Date: June 14, 2020; Length: 9 miles; Duration: 2 hours 45 min
Put In: S River Rd
Parking lot at the end of a winding dirt road just upriver of where the North Fork comes in. Not a designated access spot, but accessible from a rock bank a short walk from the parking lot.
Takeout: 2200 Rd Bridge (Austin)
Side of the road parking just south of the bridge. Not a designated takeout spot, but manageable. On river left just before the 2200 Rd bridge with a climb up some boulders back to the road.
Paddling Experience = 4/5
This 9-mile stretch of river was a happy medium of fun riffles and calm waters. The riffles or easy class I rapids intermittently occurred. The calm areas had decent current to them but the strong wind heading straight up river counteracted it most of the time, making it feel like a very long lake paddle.
Natural Scenery = 4/5
This part of the Gunnison River had red rock formations surrounding it, making it feel like a little canyon and more intimate of surroundings.
Accessibility = 3/5
On the south side of the river, a dirt road branched off into three points where it met the river on this 9-mile section. The farthest upriver part of it had a few camprgrounds. The north side of the river had a couple good options for access as well.
Gradient & Water Level
Gradient: Unknown. Decent current with riffles and class I rapids. Experience Paddling at this Water Level: Paddling at this water level was good. The river had a solid current and intermittent riffles and class I rapids at this level. There were also some sections of shallow rock beds to avoid, so a little higher water level could be even better.
Here is information on stream gauge readings around the date of this paddle (Note: Delta gauge, located 7 miles downriver of the takeout of this section):
USGS Number = 09144250
Discharge Rate = 870 CFS
Gauge Height = 1.95 ft
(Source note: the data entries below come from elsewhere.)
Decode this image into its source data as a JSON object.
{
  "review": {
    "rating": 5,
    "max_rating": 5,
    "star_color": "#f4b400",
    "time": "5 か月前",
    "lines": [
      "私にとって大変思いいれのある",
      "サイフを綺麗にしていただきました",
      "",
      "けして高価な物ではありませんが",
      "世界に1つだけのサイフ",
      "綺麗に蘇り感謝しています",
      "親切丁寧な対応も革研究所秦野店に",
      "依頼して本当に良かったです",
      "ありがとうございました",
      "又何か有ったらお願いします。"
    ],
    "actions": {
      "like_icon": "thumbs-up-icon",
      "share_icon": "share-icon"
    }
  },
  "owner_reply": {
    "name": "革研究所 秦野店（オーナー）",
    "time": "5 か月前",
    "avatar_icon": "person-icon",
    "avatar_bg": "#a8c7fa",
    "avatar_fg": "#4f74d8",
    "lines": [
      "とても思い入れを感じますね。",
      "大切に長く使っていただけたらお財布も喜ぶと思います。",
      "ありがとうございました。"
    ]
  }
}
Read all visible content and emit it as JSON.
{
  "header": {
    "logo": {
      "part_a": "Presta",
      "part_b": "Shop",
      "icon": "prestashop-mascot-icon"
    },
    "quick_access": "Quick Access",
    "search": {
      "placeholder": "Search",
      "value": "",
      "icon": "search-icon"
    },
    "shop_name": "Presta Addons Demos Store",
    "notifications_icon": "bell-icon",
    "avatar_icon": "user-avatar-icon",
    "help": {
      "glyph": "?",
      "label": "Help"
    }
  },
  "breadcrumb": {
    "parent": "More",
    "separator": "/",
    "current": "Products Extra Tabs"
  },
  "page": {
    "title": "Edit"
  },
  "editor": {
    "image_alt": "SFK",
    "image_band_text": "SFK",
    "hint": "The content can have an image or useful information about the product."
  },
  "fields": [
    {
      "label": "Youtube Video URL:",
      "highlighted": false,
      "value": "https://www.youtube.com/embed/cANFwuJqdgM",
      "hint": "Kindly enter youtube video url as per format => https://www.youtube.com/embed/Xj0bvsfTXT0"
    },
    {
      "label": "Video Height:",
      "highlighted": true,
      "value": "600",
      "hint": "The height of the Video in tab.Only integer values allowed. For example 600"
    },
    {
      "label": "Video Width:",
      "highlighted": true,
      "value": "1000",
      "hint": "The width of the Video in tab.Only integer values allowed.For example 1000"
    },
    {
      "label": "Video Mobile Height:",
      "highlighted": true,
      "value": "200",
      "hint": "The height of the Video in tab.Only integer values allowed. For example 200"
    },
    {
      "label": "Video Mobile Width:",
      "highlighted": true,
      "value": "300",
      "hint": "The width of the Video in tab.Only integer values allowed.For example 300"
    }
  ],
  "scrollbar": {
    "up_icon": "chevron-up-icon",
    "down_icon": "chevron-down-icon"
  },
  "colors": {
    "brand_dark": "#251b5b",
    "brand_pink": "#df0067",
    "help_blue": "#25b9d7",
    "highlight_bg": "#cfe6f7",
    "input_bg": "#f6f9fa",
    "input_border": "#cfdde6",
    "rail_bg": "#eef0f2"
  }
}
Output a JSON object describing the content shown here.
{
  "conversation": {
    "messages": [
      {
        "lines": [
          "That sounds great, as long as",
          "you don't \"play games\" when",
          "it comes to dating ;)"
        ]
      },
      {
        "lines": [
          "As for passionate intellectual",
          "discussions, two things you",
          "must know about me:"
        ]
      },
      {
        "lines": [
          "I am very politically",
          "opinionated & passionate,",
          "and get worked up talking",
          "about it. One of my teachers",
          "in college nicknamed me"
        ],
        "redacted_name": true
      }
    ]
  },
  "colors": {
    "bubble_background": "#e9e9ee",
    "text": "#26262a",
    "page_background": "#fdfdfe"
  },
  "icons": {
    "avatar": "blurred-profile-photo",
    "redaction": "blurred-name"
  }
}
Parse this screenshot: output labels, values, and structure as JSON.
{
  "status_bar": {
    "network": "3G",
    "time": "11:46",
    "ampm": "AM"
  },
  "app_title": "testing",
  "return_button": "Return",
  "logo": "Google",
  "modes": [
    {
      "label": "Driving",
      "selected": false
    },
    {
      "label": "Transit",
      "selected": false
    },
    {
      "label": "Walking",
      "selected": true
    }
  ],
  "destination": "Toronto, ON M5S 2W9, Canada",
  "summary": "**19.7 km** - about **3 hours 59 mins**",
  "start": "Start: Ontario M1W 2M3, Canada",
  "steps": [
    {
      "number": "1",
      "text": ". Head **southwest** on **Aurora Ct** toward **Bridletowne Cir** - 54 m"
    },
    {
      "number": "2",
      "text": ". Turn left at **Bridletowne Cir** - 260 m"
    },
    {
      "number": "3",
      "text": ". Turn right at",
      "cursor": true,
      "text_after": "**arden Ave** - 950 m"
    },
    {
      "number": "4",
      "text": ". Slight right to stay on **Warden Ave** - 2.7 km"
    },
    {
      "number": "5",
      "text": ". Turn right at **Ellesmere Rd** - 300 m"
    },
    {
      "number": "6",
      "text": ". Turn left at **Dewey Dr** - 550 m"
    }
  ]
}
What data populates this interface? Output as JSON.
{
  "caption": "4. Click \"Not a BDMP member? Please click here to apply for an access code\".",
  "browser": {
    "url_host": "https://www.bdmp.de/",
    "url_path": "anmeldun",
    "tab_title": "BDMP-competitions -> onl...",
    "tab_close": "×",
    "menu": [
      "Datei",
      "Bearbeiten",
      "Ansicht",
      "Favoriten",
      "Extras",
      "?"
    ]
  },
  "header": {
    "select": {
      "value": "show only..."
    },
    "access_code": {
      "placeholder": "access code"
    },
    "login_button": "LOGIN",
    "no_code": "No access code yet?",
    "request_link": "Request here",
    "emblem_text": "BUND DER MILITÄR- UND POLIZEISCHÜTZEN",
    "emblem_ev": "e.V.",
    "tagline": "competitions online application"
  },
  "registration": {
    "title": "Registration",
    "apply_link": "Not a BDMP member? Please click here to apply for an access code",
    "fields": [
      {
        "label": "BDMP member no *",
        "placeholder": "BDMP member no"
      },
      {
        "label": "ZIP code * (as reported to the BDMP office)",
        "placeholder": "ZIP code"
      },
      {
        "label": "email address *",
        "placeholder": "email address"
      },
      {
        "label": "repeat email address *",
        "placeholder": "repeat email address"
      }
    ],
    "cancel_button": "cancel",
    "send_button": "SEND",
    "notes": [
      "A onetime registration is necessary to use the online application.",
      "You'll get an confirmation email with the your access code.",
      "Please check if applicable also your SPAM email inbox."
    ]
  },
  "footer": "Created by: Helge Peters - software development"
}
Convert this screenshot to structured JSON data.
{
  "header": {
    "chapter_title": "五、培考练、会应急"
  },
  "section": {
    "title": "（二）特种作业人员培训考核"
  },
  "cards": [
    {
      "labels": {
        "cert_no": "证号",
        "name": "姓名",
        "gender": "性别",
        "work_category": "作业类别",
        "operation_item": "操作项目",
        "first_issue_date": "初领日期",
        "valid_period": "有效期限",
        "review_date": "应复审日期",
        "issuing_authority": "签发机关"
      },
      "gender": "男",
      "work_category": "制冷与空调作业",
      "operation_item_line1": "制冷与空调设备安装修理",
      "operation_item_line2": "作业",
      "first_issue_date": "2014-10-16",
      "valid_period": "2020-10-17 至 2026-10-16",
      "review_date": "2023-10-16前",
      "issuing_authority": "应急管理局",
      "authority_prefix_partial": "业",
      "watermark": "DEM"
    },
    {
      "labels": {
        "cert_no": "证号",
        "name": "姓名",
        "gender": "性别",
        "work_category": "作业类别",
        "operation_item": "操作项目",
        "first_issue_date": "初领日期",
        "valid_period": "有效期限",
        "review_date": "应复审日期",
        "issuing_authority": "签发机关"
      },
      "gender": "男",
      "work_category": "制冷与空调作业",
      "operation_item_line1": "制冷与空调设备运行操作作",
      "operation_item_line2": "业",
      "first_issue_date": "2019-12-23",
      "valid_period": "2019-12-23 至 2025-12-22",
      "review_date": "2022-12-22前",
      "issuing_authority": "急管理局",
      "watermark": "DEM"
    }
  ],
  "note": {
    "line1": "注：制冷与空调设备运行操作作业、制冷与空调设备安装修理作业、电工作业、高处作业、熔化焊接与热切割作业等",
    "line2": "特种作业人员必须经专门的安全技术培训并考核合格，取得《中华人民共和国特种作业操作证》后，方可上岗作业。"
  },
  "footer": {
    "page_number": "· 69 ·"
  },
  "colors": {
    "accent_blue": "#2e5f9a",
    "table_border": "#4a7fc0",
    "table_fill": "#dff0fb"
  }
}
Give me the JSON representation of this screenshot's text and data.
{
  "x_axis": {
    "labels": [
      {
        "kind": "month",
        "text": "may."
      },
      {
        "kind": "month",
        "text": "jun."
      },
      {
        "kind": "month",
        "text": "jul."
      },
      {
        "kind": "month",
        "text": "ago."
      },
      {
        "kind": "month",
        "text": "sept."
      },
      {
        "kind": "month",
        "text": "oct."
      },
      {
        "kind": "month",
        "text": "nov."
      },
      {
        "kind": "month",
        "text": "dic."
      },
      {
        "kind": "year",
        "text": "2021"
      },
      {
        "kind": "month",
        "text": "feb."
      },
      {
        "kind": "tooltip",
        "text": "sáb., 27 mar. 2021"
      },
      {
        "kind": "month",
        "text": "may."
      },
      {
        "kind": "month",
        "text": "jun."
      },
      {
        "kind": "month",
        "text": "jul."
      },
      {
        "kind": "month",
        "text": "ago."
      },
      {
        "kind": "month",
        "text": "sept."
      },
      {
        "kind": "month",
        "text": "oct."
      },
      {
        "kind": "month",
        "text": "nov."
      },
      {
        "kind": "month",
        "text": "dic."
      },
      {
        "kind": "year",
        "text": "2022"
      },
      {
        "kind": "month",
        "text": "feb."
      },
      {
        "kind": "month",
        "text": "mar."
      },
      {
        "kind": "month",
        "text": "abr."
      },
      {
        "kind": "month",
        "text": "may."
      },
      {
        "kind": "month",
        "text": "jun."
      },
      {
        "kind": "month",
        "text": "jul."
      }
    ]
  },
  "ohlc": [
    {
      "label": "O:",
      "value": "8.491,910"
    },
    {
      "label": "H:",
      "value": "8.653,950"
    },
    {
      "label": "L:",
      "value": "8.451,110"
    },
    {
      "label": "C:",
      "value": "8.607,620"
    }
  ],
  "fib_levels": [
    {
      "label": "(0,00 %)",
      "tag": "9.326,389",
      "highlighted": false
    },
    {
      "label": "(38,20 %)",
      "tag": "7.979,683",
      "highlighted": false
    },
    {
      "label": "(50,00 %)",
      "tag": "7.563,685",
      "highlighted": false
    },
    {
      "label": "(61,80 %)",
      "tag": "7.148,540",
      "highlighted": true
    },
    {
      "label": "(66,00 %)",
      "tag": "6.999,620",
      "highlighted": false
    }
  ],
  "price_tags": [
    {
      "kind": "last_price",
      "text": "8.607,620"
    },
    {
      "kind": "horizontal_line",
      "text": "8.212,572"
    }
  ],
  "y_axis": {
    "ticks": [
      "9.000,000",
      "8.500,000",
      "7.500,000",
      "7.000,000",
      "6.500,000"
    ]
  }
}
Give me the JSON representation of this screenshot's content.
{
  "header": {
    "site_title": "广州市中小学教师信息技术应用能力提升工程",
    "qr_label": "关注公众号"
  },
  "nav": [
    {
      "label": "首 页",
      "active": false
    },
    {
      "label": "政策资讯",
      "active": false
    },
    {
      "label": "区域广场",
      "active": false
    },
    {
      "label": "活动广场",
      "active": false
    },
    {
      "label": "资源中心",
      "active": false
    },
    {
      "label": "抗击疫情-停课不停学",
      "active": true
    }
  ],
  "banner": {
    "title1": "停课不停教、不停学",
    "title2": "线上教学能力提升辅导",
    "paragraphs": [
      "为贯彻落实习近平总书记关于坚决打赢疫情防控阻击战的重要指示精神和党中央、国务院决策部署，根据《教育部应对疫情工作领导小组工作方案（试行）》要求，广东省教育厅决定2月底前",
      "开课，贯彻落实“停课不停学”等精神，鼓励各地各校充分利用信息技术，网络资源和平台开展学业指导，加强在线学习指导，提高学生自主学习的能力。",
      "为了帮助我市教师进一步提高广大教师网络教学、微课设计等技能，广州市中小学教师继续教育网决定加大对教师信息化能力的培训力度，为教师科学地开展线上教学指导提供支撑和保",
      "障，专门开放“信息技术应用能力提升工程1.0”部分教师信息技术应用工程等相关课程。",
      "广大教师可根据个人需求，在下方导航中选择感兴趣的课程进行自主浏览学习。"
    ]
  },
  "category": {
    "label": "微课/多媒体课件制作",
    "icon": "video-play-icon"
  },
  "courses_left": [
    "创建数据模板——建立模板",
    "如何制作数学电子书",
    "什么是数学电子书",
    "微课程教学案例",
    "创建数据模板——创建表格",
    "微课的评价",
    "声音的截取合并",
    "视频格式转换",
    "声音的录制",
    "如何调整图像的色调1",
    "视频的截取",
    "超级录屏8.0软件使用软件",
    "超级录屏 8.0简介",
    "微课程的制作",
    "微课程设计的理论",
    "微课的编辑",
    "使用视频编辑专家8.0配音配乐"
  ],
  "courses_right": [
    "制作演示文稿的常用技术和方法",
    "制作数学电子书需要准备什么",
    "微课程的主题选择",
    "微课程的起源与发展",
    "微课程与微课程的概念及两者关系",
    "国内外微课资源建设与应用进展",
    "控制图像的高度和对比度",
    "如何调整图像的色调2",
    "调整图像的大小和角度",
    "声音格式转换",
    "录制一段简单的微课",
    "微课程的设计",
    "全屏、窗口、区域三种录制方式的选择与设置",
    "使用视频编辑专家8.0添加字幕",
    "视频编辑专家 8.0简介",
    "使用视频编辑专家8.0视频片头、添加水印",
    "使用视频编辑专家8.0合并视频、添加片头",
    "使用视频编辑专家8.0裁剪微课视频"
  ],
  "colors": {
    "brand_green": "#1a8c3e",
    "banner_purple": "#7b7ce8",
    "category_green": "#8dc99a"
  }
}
Having travelled to Colorado, I wanted to find a more low key river, without all the intense whitewater rapids, as I had just experienced that two days earlier on the Blue River. Looking around, I found this section of the Gunnison River that seemed a perfect choice. There were two 14 mile sections with the main difference being access points and the transportation route needed. I initially chose the 14 mile section upriver, that went from Pleasure Park to Delta, but the long hike of about 15 miles at high elevation in the June heat didn’t seem the most manageable. So I decided to cut that section in half and just do the end of roads W & S (across the river from Pleasure Park) to Austin, instead of Delta. With my takeout being at the 2200 road bridge in Austin, I parked along a road just down from it. From here it was the rare longer hike than paddle of 8.5 miles hiking along dirt roads that started to wind and rise and drop in elevation. So the hike became a legitimate hike and not just a walk along a flat paved road. Along the way I passed a couple bikers, a good amount of campers and a few designated campgrounds later on, with a couple possible carry in or landing access points in there. When I got to the end of the W & S roads, it came to a big parking lot with a restroom and map, across the river from Pleasure Park. Put in from here took a little walking to the river’s edge off a small island of rocks right before the Gunnison forks meet. With my packraft inflated and backpack strapped down, I got on the river. After about a minute, there was a big left turn where the forks meet and that’s when the wind first hit me. It was a strong wind that was consistently coming directly upriver. This immediately changed the river trip experience, as without the wind it would have just been a nice and easy float on a cool river with a good current and intermittent riffles and a few class I rapids. And I think that’s what others expected as well, as there were a few different groups of people floating with tubes. A little later I came across a couple pairs of fellow paddlers, in kayaks and then some boats being rowed and fished out of. All the while, the river was surrounded by lots of red rock formations a little farther off the river, yet I don’t remember spotting much of any wildlife. Red rock formations eventually turned to more open areas and a few houses as the takeout was nearing in Austin. Eventually after a grind of a paddling experience most of the way, I came to the 2200 road bridge and my takeout on river left. The bridge was pretty high up, making for a steep climb up from the river’s edge to the road, but I made it work after taking out and deflating my packraft at some rocks. Overall, this section of the Gunnison, as I’m sure the next 21 miles is as well, has a lot of potential for a great river trip. It has the mix of calm stretches and riffles to easy rapids with a solid current and out on a nice clean river with beautiful surroundings and the potential for solitude.